The Indonesian occupation was extremely brutal and aimed to completely wipe out any opposition. The army was terrorising civilians, infiltrating families suspected to cooperate with the resistance or even supporting anti-Indonesian political parties before the invasion. State of the art American warfare was used to locate and eliminate resistance bases in the mountains while any demonstration was always ending up with mass-killings of the unarmed protesters. People were forcibly moved from the mountains to malaria-and-crocodiles-infested lowlands and the agriculture was hindered to cut off resistance’s food supplies.
Due to massacres, executions, disease and starvation East Timor has lost 23% of its population during the first 3 years of Indonesian occupation.
The World did not hear anything about the struggle of East Timor.
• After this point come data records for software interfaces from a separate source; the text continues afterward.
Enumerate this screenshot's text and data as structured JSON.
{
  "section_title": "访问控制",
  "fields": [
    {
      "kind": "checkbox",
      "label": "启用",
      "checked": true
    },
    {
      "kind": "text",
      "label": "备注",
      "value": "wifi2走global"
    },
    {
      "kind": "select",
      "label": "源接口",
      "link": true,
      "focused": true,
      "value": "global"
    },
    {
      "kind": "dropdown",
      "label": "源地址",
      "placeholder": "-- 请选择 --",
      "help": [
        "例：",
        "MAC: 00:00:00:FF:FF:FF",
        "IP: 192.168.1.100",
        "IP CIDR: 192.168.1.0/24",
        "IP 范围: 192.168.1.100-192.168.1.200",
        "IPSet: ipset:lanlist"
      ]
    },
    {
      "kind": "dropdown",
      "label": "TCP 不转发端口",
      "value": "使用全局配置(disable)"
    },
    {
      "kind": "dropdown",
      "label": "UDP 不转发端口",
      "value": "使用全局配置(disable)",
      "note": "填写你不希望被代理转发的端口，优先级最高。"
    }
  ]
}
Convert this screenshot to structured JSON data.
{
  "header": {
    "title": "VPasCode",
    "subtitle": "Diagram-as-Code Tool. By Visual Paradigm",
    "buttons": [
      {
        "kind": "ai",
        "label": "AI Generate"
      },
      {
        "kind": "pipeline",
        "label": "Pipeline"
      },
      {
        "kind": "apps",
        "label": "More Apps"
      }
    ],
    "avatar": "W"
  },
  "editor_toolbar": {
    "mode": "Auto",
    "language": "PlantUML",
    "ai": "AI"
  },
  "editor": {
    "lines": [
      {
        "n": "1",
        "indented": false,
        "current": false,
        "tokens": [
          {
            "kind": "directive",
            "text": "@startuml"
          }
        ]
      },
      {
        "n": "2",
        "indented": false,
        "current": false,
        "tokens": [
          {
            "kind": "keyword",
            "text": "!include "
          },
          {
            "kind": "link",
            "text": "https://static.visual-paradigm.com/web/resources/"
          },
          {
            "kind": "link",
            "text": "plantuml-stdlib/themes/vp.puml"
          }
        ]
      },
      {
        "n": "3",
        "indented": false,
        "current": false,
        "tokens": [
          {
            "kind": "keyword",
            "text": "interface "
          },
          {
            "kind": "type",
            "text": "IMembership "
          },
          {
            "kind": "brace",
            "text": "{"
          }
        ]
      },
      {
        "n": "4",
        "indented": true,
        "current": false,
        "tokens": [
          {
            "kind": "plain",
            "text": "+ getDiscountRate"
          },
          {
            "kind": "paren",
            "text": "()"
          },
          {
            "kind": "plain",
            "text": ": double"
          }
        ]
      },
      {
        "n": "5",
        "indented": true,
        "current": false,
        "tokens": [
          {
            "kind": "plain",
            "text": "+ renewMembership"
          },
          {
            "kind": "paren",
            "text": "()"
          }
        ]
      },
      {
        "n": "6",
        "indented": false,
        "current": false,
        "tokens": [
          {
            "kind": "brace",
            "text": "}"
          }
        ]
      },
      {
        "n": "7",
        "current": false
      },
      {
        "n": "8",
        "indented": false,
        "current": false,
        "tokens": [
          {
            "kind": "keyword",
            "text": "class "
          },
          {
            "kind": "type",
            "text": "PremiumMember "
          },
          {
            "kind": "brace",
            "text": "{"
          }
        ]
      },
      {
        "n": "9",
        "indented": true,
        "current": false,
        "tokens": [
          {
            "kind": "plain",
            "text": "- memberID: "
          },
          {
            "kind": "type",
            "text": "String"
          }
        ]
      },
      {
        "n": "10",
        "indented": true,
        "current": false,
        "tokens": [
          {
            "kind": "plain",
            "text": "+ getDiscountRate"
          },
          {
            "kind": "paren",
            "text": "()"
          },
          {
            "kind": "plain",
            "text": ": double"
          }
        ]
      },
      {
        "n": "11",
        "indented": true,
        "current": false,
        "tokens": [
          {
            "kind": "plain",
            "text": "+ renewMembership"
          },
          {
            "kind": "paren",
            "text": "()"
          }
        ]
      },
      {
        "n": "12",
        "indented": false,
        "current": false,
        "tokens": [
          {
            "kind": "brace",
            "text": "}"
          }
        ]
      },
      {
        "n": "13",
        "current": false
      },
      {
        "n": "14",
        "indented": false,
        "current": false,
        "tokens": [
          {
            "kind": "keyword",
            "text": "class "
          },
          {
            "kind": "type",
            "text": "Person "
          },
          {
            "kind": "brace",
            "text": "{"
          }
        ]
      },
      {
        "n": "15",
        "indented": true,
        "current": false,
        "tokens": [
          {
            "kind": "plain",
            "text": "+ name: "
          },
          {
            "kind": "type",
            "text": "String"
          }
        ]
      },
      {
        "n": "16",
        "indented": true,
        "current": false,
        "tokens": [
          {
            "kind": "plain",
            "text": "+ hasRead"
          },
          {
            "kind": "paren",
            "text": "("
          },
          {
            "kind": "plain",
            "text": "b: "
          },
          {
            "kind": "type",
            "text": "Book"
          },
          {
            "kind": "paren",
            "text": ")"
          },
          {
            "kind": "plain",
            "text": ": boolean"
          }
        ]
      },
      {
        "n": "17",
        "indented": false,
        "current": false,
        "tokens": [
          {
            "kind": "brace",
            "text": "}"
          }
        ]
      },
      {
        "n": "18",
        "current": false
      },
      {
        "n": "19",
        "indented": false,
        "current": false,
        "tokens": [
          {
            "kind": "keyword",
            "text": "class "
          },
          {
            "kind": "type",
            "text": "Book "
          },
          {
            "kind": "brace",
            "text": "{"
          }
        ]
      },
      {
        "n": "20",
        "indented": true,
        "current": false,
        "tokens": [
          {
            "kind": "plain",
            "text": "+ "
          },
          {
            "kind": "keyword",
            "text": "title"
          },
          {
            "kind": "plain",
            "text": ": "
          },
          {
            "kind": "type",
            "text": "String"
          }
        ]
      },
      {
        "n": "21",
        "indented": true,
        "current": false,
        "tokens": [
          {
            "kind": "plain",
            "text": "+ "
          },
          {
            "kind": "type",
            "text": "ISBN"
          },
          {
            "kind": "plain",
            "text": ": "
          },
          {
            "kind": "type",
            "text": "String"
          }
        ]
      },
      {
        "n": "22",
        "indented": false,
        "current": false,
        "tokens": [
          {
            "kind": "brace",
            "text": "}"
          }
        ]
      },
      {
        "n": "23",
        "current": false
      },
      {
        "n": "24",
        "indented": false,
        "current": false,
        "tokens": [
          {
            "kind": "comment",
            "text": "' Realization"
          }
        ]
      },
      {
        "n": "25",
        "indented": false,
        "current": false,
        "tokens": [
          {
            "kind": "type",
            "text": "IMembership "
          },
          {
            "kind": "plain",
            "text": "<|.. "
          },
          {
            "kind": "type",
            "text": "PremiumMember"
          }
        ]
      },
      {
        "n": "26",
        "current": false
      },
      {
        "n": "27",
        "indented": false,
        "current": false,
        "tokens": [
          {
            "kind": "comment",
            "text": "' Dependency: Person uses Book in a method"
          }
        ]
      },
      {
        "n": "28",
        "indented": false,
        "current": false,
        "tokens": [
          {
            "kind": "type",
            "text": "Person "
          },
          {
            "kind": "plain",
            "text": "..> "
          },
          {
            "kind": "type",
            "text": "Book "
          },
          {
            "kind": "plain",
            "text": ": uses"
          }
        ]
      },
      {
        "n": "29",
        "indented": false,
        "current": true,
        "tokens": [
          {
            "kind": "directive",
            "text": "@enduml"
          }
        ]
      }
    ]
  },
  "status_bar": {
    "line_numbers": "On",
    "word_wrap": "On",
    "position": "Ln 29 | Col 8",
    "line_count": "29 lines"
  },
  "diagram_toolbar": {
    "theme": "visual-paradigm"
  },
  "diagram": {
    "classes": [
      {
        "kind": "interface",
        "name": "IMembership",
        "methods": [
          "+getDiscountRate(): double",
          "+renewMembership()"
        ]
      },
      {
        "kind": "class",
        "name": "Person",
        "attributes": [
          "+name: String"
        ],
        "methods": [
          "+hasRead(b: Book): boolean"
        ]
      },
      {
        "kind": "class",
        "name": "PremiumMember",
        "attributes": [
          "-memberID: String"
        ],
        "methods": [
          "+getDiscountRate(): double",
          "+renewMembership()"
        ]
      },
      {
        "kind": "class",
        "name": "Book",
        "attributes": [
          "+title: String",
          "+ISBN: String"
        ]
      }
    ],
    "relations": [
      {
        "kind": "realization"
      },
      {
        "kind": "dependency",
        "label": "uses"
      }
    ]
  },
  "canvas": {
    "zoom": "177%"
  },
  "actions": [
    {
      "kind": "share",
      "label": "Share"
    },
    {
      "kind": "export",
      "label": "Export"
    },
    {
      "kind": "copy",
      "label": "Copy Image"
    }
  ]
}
The resistance had only one radio station and only one place outside Indonesia was receiving any information about the tragedy of Timorese people – Darwin. But stopping the genocide was not in Australia’s strategic interest – receiving broadcasts like “Indonesian forces are killing people indiscriminately. Women and children are being shot on the streets. We are all going to be killed… Do something to stop this invasion!”, the Australian government shut down Darwin’s radio station, thus sentencing hundreds of thousands of people to die and suffer in complete silence.
After all it was not the military resistance but the diplomatic front, that after many years finally managed to raise international attention to the issue. Some journalists and activists were let in for UN-backed observational missions. One of the crews, managed to film a massacre of 250 unarmed Timorese independence protesters in Dili’s Santa Cruz Cementery in 1991 and show it to the worldwide audience, raising international attention to the nation’s struggle despite Australian (!) authorities trying to stop the journalists and seize the film.
It wasn’t though until Suharto’s resignation in 1998 that East Timor could put it first real steps towards the independence. It took a Portuguese-Indonesian agreement under the umbrella of UN, a referendum and a few further massacres, this time executed by Indonesian-army-backed local pro-integration militias, to finally drive Indonesia out and deploy UN peacekeeping mission led by Australia that suddenly changed sides…
UN imposed liberal democracy on Timor-Leste, a system that obviously doesn’t effectively work in places lacking a well-developed civic society and you don’t have to be Kofi Annan to have this knowledge in the 21st century. Also, Australia forced East Timor to sign an adverse contract, giving away 80% of its only resource – oil, to Australia, the latter in turn not pulling out its humanitarian aid.
And so is to this day the faith of the tiny East Timor dependent on moods and mercy of huge countries with their capitals thousands of kilometres away, exploiting the harmless and powerless nation where people, still wounded, have little to eat and not much to hope for.